Parents have almost no faith in the regular school system in Korea, and part of it’s justified. Classes are crammed - 40-50 students in each classroom, many with no air conditioning in the summer and inadequate heating in the winter (although of course, the elite private schools have all these things). Teachers are overwhelmed and discouraged by the fact that kids sleep through class (because they’ve been up all night doing homework for their cram schools). Cram schools attract smarter teachers because they pay better. It’s all rather depressing.
I used to teach at a hagwon and currently teach at an English Village.
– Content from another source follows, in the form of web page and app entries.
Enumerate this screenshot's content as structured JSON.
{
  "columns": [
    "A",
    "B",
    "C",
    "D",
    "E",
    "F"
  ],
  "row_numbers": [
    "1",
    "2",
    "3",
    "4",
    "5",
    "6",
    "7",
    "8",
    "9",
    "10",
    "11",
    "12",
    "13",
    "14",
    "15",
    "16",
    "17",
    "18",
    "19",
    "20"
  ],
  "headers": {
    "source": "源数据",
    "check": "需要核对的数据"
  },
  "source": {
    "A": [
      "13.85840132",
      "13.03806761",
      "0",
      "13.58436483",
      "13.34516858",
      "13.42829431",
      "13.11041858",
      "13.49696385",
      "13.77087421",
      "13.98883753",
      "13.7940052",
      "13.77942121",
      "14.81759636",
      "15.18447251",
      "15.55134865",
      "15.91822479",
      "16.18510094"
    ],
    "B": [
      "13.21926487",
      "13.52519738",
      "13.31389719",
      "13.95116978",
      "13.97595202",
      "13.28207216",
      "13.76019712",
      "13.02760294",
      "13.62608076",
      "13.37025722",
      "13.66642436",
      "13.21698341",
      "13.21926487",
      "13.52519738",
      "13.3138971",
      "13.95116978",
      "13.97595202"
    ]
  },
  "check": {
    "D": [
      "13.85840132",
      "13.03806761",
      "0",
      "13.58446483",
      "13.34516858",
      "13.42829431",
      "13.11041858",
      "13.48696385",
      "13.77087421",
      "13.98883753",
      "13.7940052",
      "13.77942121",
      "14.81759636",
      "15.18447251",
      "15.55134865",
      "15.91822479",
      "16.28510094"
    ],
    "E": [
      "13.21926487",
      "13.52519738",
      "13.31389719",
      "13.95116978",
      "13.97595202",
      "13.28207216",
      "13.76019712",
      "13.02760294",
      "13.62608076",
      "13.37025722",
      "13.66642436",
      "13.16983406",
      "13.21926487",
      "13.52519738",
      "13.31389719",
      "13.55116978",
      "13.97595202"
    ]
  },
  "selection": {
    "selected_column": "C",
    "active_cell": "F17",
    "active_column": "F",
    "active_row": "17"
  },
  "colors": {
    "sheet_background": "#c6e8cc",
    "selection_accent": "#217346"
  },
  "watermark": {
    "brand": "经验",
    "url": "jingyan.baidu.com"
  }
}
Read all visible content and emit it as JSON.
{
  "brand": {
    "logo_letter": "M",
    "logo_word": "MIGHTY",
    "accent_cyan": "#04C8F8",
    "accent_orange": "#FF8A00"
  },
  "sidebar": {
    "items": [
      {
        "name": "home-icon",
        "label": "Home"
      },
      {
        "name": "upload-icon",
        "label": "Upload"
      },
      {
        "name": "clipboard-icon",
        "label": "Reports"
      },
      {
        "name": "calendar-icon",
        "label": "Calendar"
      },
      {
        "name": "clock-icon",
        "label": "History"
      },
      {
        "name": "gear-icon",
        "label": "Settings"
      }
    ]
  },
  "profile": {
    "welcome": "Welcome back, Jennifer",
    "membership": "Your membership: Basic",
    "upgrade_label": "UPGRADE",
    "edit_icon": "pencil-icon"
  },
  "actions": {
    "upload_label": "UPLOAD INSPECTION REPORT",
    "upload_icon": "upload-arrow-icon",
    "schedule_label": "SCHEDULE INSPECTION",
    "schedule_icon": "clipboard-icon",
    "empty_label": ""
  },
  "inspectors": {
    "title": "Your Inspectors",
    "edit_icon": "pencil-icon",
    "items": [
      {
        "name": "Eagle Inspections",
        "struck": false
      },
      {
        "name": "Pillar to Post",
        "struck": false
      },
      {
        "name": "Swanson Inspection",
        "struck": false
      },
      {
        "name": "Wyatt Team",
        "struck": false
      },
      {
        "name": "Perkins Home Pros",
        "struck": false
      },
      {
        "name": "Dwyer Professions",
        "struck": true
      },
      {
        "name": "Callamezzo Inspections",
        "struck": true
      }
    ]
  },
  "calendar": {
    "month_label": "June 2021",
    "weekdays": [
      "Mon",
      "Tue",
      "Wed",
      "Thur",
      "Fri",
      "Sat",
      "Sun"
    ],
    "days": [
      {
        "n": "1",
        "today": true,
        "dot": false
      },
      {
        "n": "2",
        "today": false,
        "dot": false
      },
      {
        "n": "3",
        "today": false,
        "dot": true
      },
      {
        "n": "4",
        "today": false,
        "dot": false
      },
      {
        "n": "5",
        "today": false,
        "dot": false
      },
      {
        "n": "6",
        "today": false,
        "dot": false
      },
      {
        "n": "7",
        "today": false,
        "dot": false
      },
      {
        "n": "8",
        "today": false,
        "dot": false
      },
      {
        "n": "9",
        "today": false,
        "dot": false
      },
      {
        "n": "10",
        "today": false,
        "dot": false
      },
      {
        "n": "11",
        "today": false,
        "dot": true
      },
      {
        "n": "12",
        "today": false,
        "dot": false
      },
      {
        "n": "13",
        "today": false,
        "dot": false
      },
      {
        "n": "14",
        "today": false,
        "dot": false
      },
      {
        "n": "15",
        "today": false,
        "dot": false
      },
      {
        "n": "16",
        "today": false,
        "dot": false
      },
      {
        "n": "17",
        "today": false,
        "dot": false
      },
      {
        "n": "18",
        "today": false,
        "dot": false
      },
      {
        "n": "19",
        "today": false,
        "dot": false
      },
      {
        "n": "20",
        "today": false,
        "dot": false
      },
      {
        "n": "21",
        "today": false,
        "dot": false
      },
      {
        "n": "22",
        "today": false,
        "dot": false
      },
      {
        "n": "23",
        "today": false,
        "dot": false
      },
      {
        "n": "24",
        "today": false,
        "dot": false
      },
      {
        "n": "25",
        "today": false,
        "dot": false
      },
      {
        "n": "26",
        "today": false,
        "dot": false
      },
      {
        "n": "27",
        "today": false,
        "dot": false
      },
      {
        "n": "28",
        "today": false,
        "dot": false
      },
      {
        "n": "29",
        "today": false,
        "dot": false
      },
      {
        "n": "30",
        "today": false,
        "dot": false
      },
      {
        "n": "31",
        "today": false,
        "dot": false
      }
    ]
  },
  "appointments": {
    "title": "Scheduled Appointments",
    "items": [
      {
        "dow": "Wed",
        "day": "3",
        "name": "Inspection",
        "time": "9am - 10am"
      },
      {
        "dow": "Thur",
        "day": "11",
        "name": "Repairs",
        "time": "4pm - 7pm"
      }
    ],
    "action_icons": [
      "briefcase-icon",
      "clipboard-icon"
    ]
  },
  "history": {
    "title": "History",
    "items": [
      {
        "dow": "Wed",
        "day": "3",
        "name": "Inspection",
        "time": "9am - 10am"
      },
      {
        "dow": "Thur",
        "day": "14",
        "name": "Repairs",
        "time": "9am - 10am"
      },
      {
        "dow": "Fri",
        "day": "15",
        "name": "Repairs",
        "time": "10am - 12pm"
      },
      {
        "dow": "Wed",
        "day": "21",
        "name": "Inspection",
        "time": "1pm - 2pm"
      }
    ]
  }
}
Hagwons make all sorts of pragmatic approaches to sell seats to children of the middle and working classes; a lot of them are in dingy second- and third-floor walk-ups and are far from elite (This sort of school typically has no native English speakers on staff, which is sort of like having an American guy coaching your American daughter in skating/gymnastics). Our English Village naturally grabs all the rich kids it can, but for the sake of putting butts in seats and meeting payroll, we market aggressively to working-class families for a second-tier program or a shorter stay at dramatically reduced prices.
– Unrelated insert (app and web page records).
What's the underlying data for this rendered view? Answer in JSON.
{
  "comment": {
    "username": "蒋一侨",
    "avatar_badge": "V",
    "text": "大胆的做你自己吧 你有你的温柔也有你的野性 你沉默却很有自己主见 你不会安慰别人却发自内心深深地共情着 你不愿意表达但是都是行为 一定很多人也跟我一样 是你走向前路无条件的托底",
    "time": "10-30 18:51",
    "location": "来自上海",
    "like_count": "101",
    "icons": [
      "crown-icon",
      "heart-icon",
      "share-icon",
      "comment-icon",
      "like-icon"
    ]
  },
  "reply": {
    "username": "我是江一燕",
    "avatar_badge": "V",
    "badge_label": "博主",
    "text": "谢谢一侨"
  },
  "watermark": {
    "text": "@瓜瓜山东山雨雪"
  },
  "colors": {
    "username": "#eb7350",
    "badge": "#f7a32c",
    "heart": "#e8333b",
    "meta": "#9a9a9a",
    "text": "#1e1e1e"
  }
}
I wish the kids could bring their laptops from home; it would make some of these classes a lot easier to teach. I’m sure concerns about “computer addiction” play into the reason they don’t do it (at least judging from the way these kids swarm hungrily around my MacBook and iPad). Korea is a country with two cable channels dedicated to “World of Warcraft,” so I hope nobody’s counting on me to stem the tide of gamer addiction.
Must be the differences between the two countries (I’ve always gotten the impression that Korea is a bit like Japan was a couple decades ago on this). My points were based on my experience as a public school junior high school teacher and as a private tutor. Every year there were a few students that decided not to go on to high school. (They actually really had the teachers over a barrel when it came to discipline since there was nothing the teachers could threaten them with.) The grandson of an elderly woman I tutor in English got into one of the best junior high schools in Japan and just doesn’t have time for a cram school. They’re working him to the bone… apparently the school teaches the junior high school and high school curriculums in 5 years instead of 6 and spends the last year prepping the kids for college entrance exams.
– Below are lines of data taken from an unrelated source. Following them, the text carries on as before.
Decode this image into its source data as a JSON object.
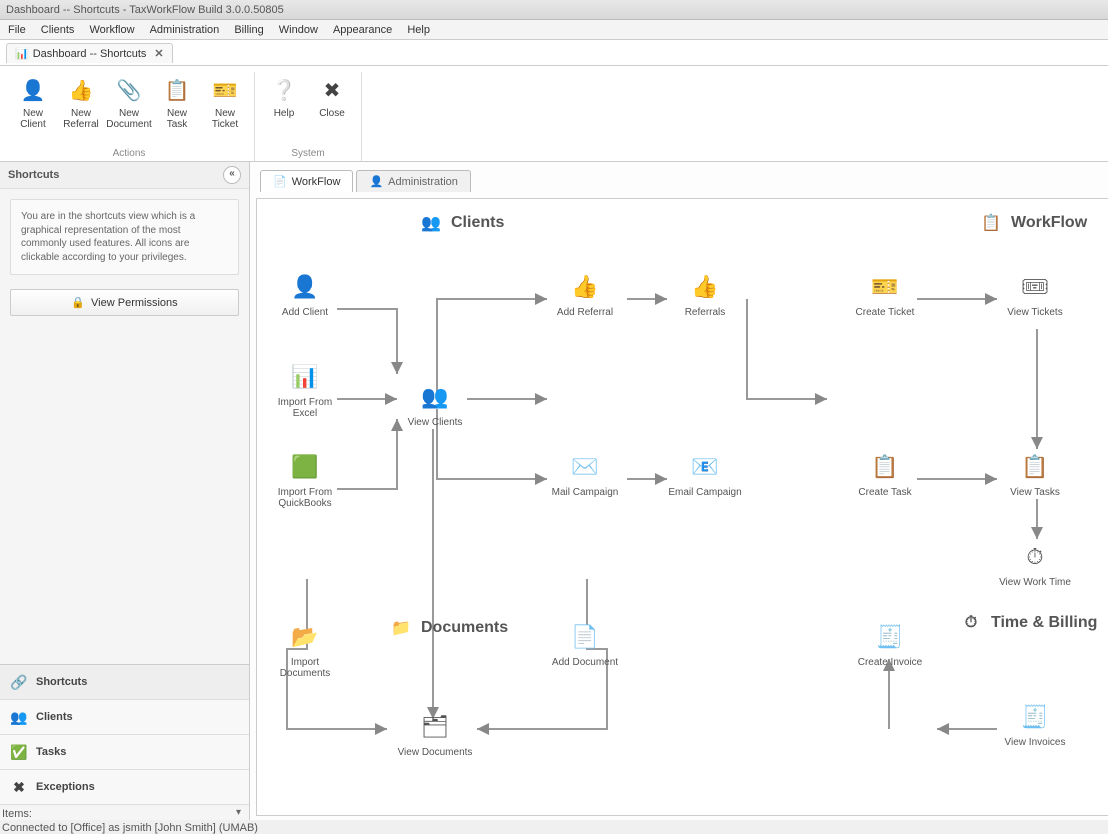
{
  "title": "Dashboard -- Shortcuts - TaxWorkFlow Build 3.0.0.50805",
  "menus": [
    "File",
    "Clients",
    "Workflow",
    "Administration",
    "Billing",
    "Window",
    "Appearance",
    "Help"
  ],
  "doc_tab": "Dashboard -- Shortcuts",
  "ribbon": {
    "actions_label": "Actions",
    "system_label": "System",
    "new_client": "New Client",
    "new_referral": "New Referral",
    "new_document": "New Document",
    "new_task": "New Task",
    "new_ticket": "New Ticket",
    "help": "Help",
    "close": "Close"
  },
  "sidebar": {
    "title": "Shortcuts",
    "desc": "You are in the shortcuts view which is a graphical representation of the most commonly used features. All icons are clickable according to your privileges.",
    "view_permissions": "View Permissions",
    "nav": {
      "shortcuts": "Shortcuts",
      "clients": "Clients",
      "tasks": "Tasks",
      "exceptions": "Exceptions"
    }
  },
  "inner_tabs": {
    "workflow": "WorkFlow",
    "admin": "Administration"
  },
  "sections": {
    "clients": "Clients",
    "documents": "Documents",
    "workflow": "WorkFlow",
    "timebilling": "Time & Billing"
  },
  "nodes": {
    "add_client": "Add Client",
    "import_excel": "Import From Excel",
    "import_qb": "Import From QuickBooks",
    "view_clients": "View Clients",
    "add_referral": "Add Referral",
    "referrals": "Referrals",
    "mail_campaign": "Mail Campaign",
    "email_campaign": "Email Campaign",
    "create_ticket": "Create Ticket",
    "view_tickets": "View Tickets",
    "create_task": "Create Task",
    "view_tasks": "View Tasks",
    "view_work_time": "View Work Time",
    "create_invoice": "Create Invoice",
    "view_invoices": "View Invoices",
    "import_documents": "Import Documents",
    "add_document": "Add Document",
    "view_documents": "View Documents"
  },
  "status": {
    "items": "Items:",
    "connected": "Connected to [Office] as jsmith [John Smith]  (UMAB)"
  }
}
I included that point based upon the experience of the best student I remember teaching. She go into the best (public) high school in the prefecture and then went on to Waseda University. When I asked her if she’d ever had a tutor and attended a cram school, she said no. The family had enough money to afford one, so I assumed that she just hadn’t needed it.
This is true for Japan as well (although perhaps not to the same extremes). Something that shocked me as a teacher was that many of my students spent their time in cram school going over the same stuff that they’d cover in school rather than supplementary material. So the kids would sleep during the day at school because they’d already done that lesson. It made the whole thing seem like a grossly inefficient waste of everyone’s time.